(Excerpts from an interface dataset)
- - -

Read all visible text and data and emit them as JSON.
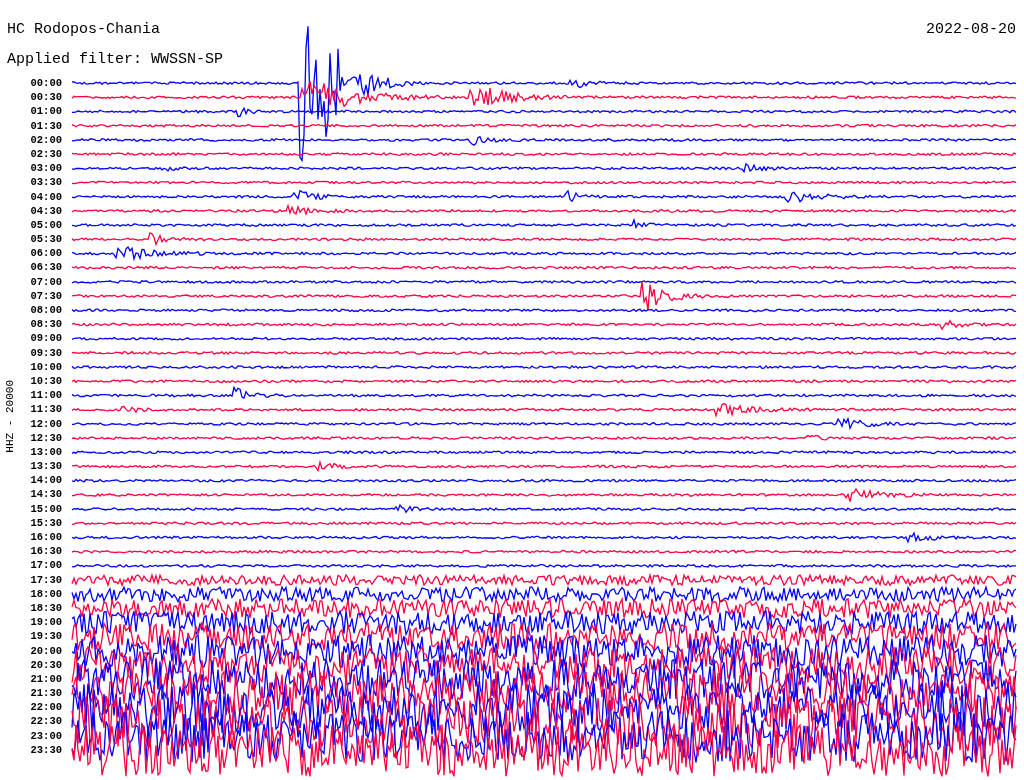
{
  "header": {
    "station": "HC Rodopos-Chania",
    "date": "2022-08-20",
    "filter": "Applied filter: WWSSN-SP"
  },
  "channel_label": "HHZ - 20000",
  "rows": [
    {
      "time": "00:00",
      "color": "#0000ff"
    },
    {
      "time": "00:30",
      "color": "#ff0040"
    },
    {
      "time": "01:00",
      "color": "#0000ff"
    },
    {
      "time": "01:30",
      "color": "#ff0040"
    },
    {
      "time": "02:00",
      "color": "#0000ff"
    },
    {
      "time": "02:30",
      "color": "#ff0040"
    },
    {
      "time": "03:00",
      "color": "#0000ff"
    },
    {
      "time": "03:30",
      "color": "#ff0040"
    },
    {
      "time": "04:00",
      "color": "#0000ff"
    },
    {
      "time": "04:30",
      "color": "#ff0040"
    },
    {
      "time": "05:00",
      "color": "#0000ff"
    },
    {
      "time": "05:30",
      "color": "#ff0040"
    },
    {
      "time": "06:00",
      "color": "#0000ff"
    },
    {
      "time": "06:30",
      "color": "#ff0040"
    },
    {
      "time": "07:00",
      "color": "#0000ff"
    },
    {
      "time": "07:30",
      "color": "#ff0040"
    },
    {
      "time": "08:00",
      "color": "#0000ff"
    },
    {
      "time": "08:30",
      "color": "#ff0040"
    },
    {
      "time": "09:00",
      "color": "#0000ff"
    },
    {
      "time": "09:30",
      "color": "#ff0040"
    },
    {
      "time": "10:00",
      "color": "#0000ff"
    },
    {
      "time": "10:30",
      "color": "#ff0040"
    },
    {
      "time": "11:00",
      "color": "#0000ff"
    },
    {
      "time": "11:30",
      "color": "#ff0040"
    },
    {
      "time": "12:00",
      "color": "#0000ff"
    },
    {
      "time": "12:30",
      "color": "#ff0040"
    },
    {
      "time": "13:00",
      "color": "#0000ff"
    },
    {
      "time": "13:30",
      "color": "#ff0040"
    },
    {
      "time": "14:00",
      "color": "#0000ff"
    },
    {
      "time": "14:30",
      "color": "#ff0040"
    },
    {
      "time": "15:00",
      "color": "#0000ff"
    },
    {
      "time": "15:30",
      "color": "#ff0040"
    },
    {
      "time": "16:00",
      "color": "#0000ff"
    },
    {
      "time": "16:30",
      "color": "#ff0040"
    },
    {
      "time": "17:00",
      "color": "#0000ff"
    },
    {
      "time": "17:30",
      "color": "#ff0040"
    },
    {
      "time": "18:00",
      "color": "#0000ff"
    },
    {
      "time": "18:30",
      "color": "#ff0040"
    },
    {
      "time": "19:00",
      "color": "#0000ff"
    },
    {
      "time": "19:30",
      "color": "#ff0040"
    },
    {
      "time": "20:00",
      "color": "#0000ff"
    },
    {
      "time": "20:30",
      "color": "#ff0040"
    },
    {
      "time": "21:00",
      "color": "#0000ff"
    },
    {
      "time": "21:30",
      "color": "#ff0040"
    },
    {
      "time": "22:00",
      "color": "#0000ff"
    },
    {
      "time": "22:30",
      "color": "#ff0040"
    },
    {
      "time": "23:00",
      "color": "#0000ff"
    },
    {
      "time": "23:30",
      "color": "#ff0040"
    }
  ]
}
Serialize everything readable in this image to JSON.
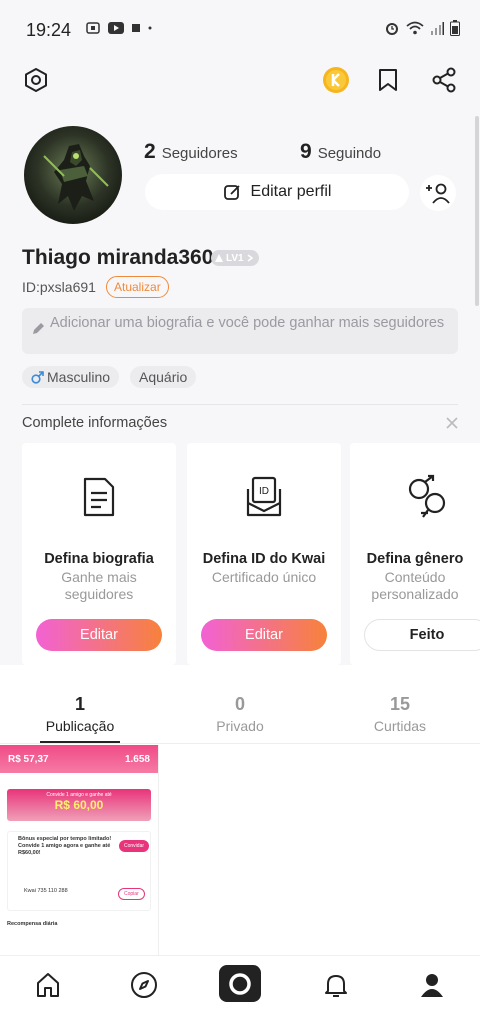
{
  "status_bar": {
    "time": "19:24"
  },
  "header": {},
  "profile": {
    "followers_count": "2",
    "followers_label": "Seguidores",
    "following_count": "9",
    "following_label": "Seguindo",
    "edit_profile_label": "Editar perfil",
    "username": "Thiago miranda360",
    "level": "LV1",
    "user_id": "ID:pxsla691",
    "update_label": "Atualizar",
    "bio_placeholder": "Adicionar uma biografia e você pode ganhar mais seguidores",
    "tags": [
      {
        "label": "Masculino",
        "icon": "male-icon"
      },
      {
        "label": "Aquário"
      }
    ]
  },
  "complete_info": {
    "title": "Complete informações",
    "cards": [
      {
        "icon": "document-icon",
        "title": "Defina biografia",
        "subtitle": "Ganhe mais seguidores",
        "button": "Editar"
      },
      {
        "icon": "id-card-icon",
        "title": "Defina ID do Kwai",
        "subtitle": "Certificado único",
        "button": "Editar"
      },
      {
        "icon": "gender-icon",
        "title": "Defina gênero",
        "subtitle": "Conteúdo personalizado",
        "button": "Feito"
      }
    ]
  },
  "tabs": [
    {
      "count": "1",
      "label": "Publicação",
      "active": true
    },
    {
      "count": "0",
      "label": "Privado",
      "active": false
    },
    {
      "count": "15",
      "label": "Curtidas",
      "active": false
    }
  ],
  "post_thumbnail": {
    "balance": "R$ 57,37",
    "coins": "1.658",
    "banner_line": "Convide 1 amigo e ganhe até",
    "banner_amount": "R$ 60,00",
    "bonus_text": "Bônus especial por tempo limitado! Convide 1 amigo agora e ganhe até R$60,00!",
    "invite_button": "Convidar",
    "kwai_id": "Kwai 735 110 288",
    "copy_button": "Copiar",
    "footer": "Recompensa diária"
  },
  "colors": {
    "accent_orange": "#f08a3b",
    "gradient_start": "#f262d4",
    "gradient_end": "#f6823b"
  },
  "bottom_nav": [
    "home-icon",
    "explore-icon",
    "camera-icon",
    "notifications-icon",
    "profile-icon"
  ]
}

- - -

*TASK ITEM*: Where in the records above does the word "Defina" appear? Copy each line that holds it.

*ANSWER AREA*:
        "title": "Defina biografia",
        "title": "Defina ID do Kwai",
        "title": "Defina gênero",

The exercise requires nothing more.